I think what has happened is that the recent 80s season on BBC2 has ambushed me, in particular the TOTP2 special on the Duran boys which I watched rather than bear the ten o'clock news. The news is unutterably depressing from a purely selfish point of view - we own BP shares (not a lot but I do feel vaguely proprietorial about it) and each day brings more news of our dividends being pumped unstoppably into the Gulf of Mexico. Just to rub it in there is usually some footage of that pious fake Obama doing a bit of faux sincere Brit bashing. Be the change indeed.

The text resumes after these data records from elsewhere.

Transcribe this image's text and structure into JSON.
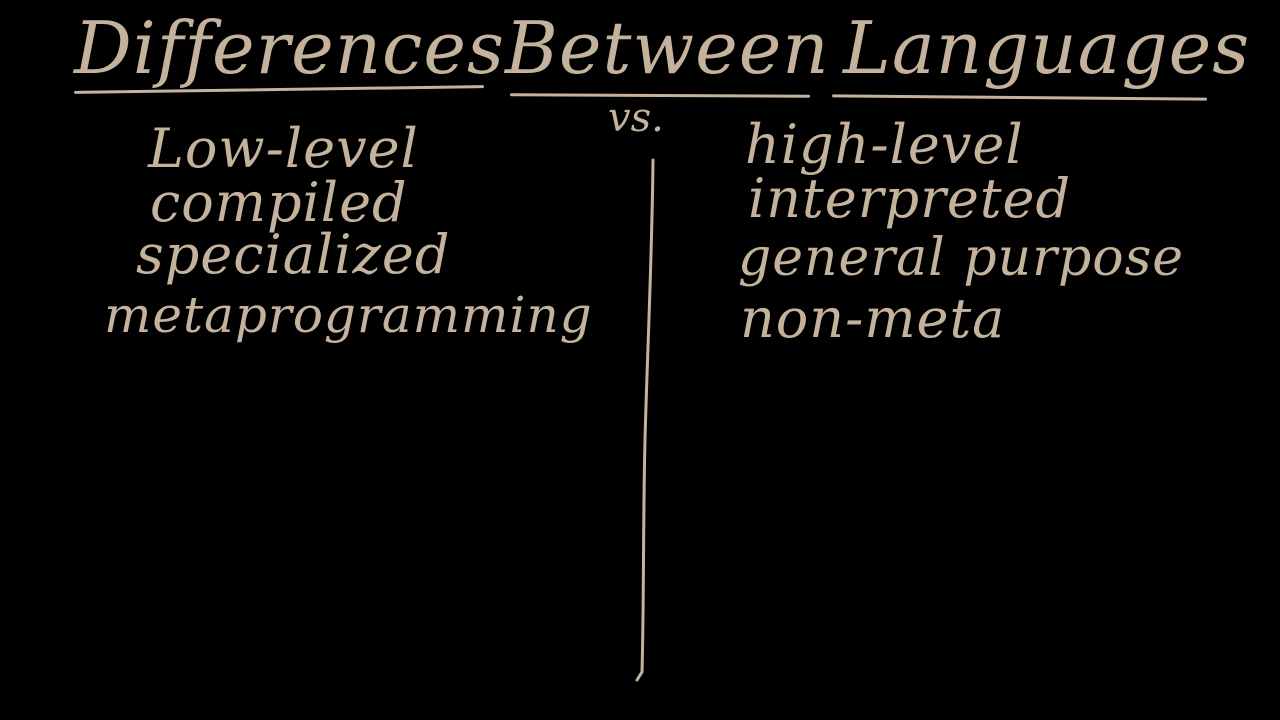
{
  "board": {
    "ink_color": "#c4b29c",
    "background_color": "#000000",
    "title_words": [
      "Differences",
      "Between",
      "Languages"
    ],
    "separator": "vs.",
    "left_items": [
      "Low-level",
      "compiled",
      "specialized",
      "metaprogramming"
    ],
    "right_items": [
      "high-level",
      "interpreted",
      "general purpose",
      "non-meta"
    ]
  }
}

But this 80s malarkey (just had to check that one in the OED) has got me thinking about that maligned decade. I know I shouldn't admit this but I had a bloody fantastic time in the 80s. I graduated, I was on the dole for a year (a rite of passage for my generation of university leavers - one now beckoning the modern graduate), I played some of my best rugby, I definitely played my best golf, I got married, I became a father and Donald Fagen's The Nightfly was released. I mention this last one if only to illustrate that the decade was not quite the cultural desert so often portrayed. In fact I am listening to The Nightfly as I write this, partly to inspire me and also to try to dislodge bloody Duran Duran.
My old college room-mate (a Marxist as I recall - they were two a penny in those days) went into business after a bitter dalliance with teaching and wrote to me describing business as a 'fascinating dynamic.' I have no idea whether he coined this himself but anyway I purloined it and repeated it over those years when I made my living both by advising businesses and being in business myself - which is all commercial lawyering is about. A fascinating dynamic indeed - too bloody right. The 80s unleashed a wave of commercial ingenuity and originality. It spawned unthought of riches and left the rich free to abuse their position (or of course to use it wisely) as they saw fit. Now (depending on your point of view) this may have been a thoroughly bad thing but what it most definitely was not was the same as before. For some of us (probably not enough of us I grant you) it was a time when we felt we really could wrest influence away from the old guard. Ours was going to be a benign dictatorship of the state educated savants. We were to be wise and generous and use our authority lightly. As I look at it now I realise that we shouldn't have been trusted - we pissed the whole inheritance up the wall and now we have what we deserve - government by 'experts' and unelected bureaucrats. We didn't walk blindly into this mess, we did so knowingly when we should have been kicking and screaming obscenities. May our children damn us.